First, I did mention the middle class. I said not to cut the deficit on the backs of the middle class and the poor. That is what would be done if we seriously cut social programs.
Second, I did not say that the deficit was not a problem. It is a problem but deficits can be attacked in two ways. You can attack deficits by increasing revenue, by strengthening your economy and by putting people to work, or by cutting out programs.
A family that has debt problems can take their kids out of school, can sell the family car, their house and tools. They can probably reduce their debt that way, or they can go out and work harder and increase their revenue. By doing it the first way, they might end up getting rid of their debt but they would be in a serious situation of poverty.
I am suggesting that the second way be used. That is the way we said we would do it in the red book. We would do it by putting the emphasis on economic growth and jobs, by putting people back to work so that instead of collecting money from the government on unemployment insurance and welfare they are paying taxes. Yes, the deficit is a problem, but we do not attack it especially by cutting social programs.
The member referred to countries like Sweden. Since when is the cause of the recession in Sweden due to social programs? There have been social programs for a long time in Sweden, Germany and many other countries as we have had in Canada and they did not have the unemployment problems they have today. The unemployment problem they have today is due to many of the same things that I said were problems in Canada: increased interest rates, globalization, unplanned structural change, a lot of things like that, but not the social programs.
That is where Reform Party members make a serious mistake. They blame everything on the social programs. We had good social programs in Canada throughout the 1950s and 1960s and we did not have the problem we have today. The cause of the

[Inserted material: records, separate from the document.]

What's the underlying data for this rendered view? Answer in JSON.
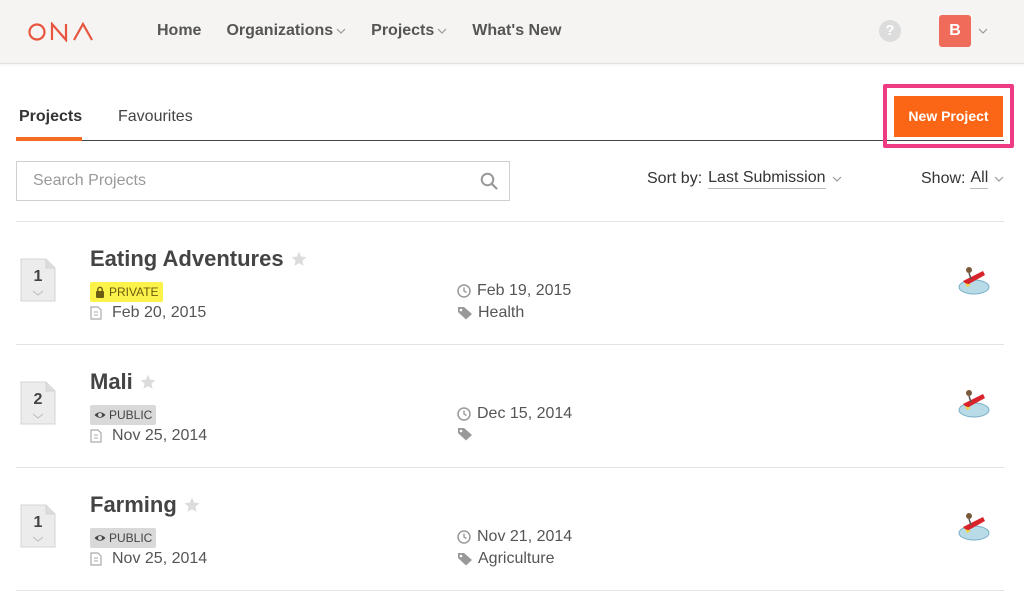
{
  "header": {
    "logo_text": "ONA",
    "nav": [
      {
        "label": "Home",
        "dropdown": false
      },
      {
        "label": "Organizations",
        "dropdown": true
      },
      {
        "label": "Projects",
        "dropdown": true
      },
      {
        "label": "What's New",
        "dropdown": false
      }
    ],
    "help_icon": "question-circle-icon",
    "user_initial": "B"
  },
  "tabs": [
    {
      "label": "Projects",
      "active": true
    },
    {
      "label": "Favourites",
      "active": false
    }
  ],
  "new_project_label": "New Project",
  "search": {
    "placeholder": "Search Projects",
    "value": ""
  },
  "sort": {
    "label": "Sort by:",
    "value": "Last Submission"
  },
  "show": {
    "label": "Show:",
    "value": "All"
  },
  "projects": [
    {
      "count": "1",
      "title": "Eating Adventures",
      "privacy": "PRIVATE",
      "created": "Feb 20, 2015",
      "last_submission": "Feb 19, 2015",
      "tag": "Health"
    },
    {
      "count": "2",
      "title": "Mali",
      "privacy": "PUBLIC",
      "created": "Nov 25, 2014",
      "last_submission": "Dec 15, 2014",
      "tag": ""
    },
    {
      "count": "1",
      "title": "Farming",
      "privacy": "PUBLIC",
      "created": "Nov 25, 2014",
      "last_submission": "Nov 21, 2014",
      "tag": "Agriculture"
    }
  ],
  "colors": {
    "accent": "#fb6516",
    "highlight": "#ef3b83",
    "logo": "#e8553f",
    "private_badge": "#fbf24a",
    "public_badge": "#d9d9d9"
  }
}
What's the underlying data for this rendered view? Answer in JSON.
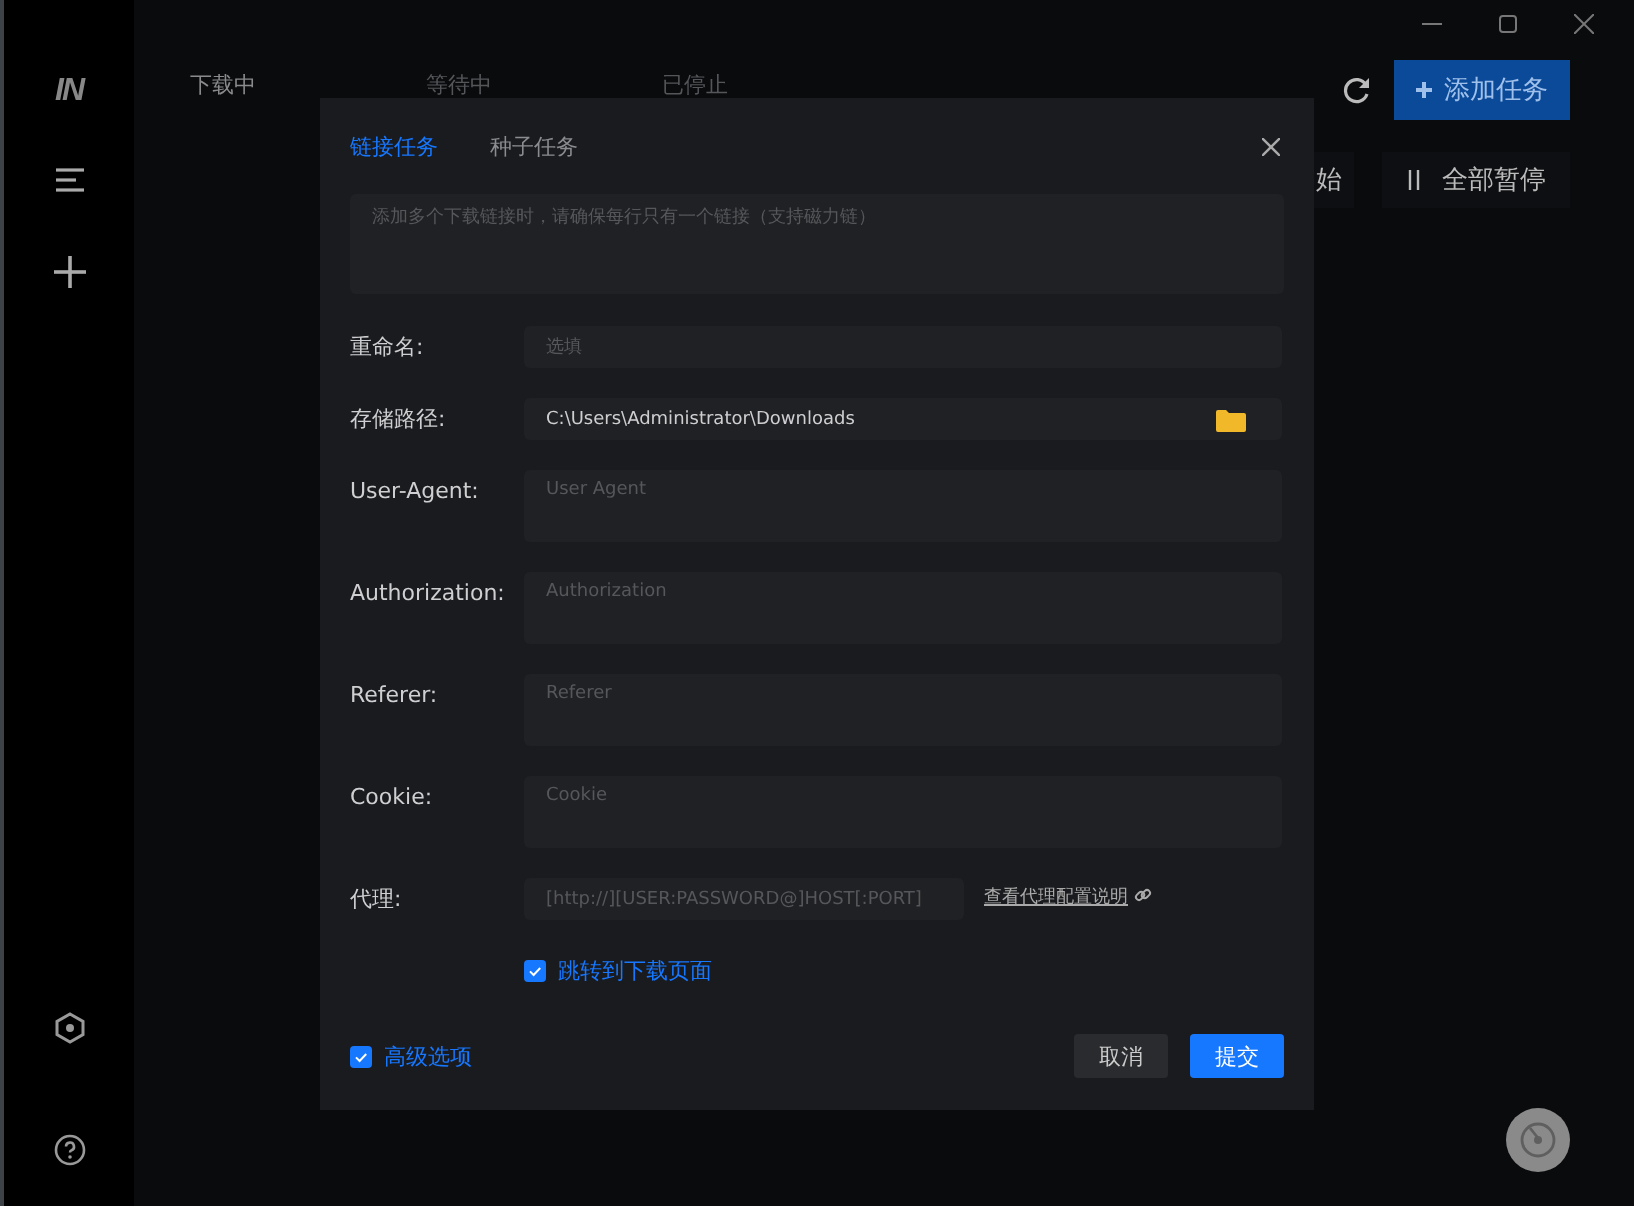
{
  "sidebar": {
    "logo": "IN"
  },
  "status_tabs": [
    {
      "label": "下载中",
      "selected": true
    },
    {
      "label": "等待中",
      "selected": false
    },
    {
      "label": "已停止",
      "selected": false
    }
  ],
  "toolbar": {
    "add_button": "添加任务",
    "start_all_partial": "始",
    "pause_all_button": "全部暂停"
  },
  "dialog": {
    "tabs": [
      {
        "label": "链接任务",
        "selected": true
      },
      {
        "label": "种子任务",
        "selected": false
      }
    ],
    "links_field": {
      "placeholder": "添加多个下载链接时，请确保每行只有一个链接（支持磁力链）"
    },
    "fields": [
      {
        "label": "重命名:",
        "placeholder": "选填",
        "kind": "single"
      },
      {
        "label": "存储路径:",
        "value": "C:\\Users\\Administrator\\Downloads",
        "kind": "path"
      },
      {
        "label": "User-Agent:",
        "placeholder": "User Agent",
        "kind": "multi"
      },
      {
        "label": "Authorization:",
        "placeholder": "Authorization",
        "kind": "multi"
      },
      {
        "label": "Referer:",
        "placeholder": "Referer",
        "kind": "multi"
      },
      {
        "label": "Cookie:",
        "placeholder": "Cookie",
        "kind": "multi"
      },
      {
        "label": "代理:",
        "placeholder": "[http://][USER:PASSWORD@]HOST[:PORT]",
        "kind": "proxy",
        "link": "查看代理配置说明"
      }
    ],
    "jump_option": {
      "label": "跳转到下载页面",
      "checked": true
    },
    "advanced_option": {
      "label": "高级选项",
      "checked": true
    },
    "buttons": [
      {
        "label": "取消",
        "kind": "secondary"
      },
      {
        "label": "提交",
        "kind": "primary"
      }
    ]
  }
}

problem we have today is not the social programs, it is other things.
The final point he raised is an important one. He says that I am criticizing the poor consumer because the consumer might want to buy consumer goods instead of spending money on things like health care and education.
There are certain things that are important for nations which nations can only provide for together as a people through their governments. The people decide together that they want to do that. A long time ago we decided to have free public education in Canada up to grade 12. I do not know, maybe the Reform Party would like to reject that and go back to private education.
There are certain things such as hospitalization, medicare, social welfare programs, public education, environmental programs, public highways and the justice system that can only be done by the public sector. If we ignore the public sector and simply put too much money into the private sector we have private sector spending but the country falls apart because we do not have the social capital and infrastructure needed to compete with Europe, Japan and countries in other parts of the world.